→ WHAT TO DO
Show every line of the material that follows in which the word "price" occurs.

---+---

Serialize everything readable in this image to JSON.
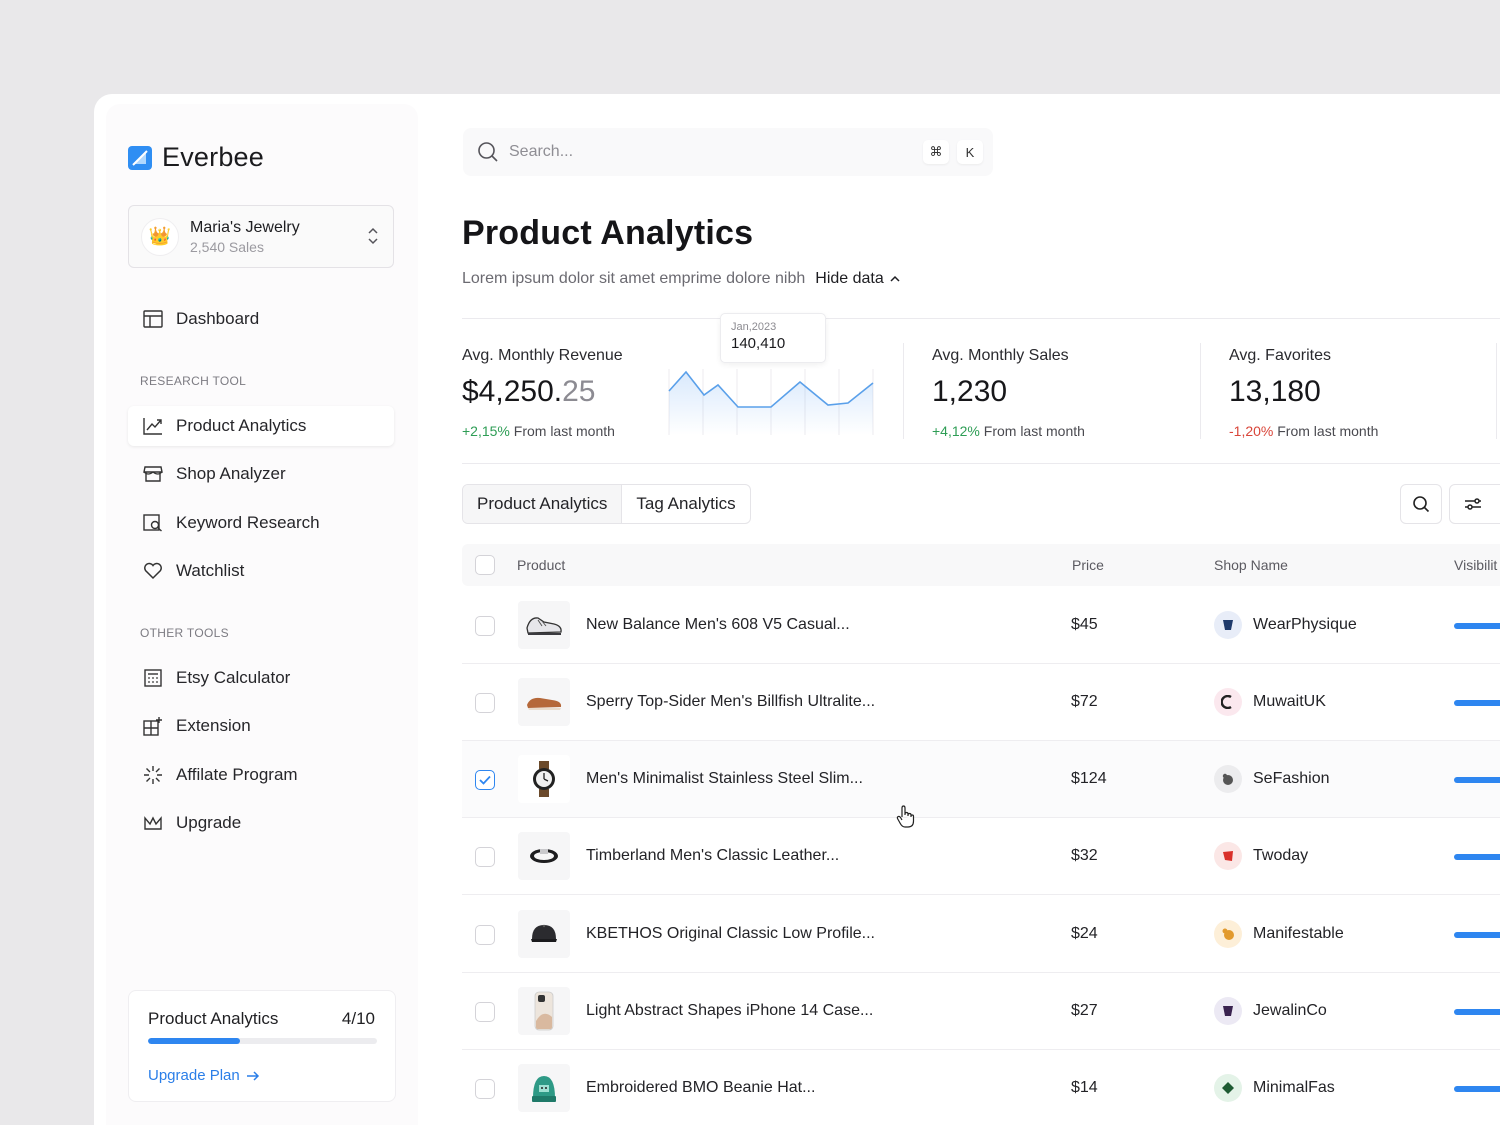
{
  "brand": {
    "name": "Everbee"
  },
  "shop": {
    "name": "Maria's Jewelry",
    "sales": "2,540 Sales",
    "avatar": "👑"
  },
  "nav": {
    "dashboard": "Dashboard",
    "research_label": "RESEARCH TOOL",
    "research": [
      "Product Analytics",
      "Shop Analyzer",
      "Keyword Research",
      "Watchlist"
    ],
    "other_label": "OTHER TOOLS",
    "other": [
      "Etsy Calculator",
      "Extension",
      "Affilate Program",
      "Upgrade"
    ]
  },
  "usage": {
    "title": "Product Analytics",
    "count": "4/10",
    "progress": 0.4,
    "link": "Upgrade Plan"
  },
  "search": {
    "placeholder": "Search...",
    "key1": "⌘",
    "key2": "K"
  },
  "page": {
    "title": "Product Analytics",
    "subtitle": "Lorem ipsum dolor sit amet emprime dolore nibh",
    "hide_data": "Hide data"
  },
  "stats": {
    "revenue": {
      "label": "Avg. Monthly Revenue",
      "value_main": "$4,250.",
      "value_dec": "25",
      "delta": "+2,15%",
      "delta_text": "From last month"
    },
    "sales": {
      "label": "Avg. Monthly Sales",
      "value": "1,230",
      "delta": "+4,12%",
      "delta_text": "From last month"
    },
    "favorites": {
      "label": "Avg. Favorites",
      "value": "13,180",
      "delta": "-1,20%",
      "delta_text": "From last month"
    },
    "tooltip": {
      "date": "Jan,2023",
      "value": "140,410"
    }
  },
  "tabs": [
    "Product Analytics",
    "Tag Analytics"
  ],
  "table": {
    "headers": {
      "product": "Product",
      "price": "Price",
      "shop": "Shop Name",
      "visibility": "Visibilit"
    },
    "rows": [
      {
        "product": "New Balance Men's 608 V5 Casual...",
        "price": "$45",
        "shop": "WearPhysique",
        "checked": false
      },
      {
        "product": "Sperry Top-Sider Men's Billfish Ultralite...",
        "price": "$72",
        "shop": "MuwaitUK",
        "checked": false
      },
      {
        "product": "Men's Minimalist Stainless Steel Slim...",
        "price": "$124",
        "shop": "SeFashion",
        "checked": true
      },
      {
        "product": "Timberland Men's Classic Leather...",
        "price": "$32",
        "shop": "Twoday",
        "checked": false
      },
      {
        "product": "KBETHOS Original Classic Low Profile...",
        "price": "$24",
        "shop": "Manifestable",
        "checked": false
      },
      {
        "product": "Light Abstract Shapes iPhone 14 Case...",
        "price": "$27",
        "shop": "JewalinCo",
        "checked": false
      },
      {
        "product": "Embroidered BMO Beanie Hat...",
        "price": "$14",
        "shop": "MinimalFas",
        "checked": false
      }
    ]
  },
  "colors": {
    "accent": "#2e86f0",
    "positive": "#2e9d55",
    "negative": "#d9463a"
  }
}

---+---

→ ANSWER SPACE
      "price": "Price",
        "price": "$45",
        "price": "$72",
        "price": "$124",
        "price": "$32",
        "price": "$24",
        "price": "$27",
        "price": "$14",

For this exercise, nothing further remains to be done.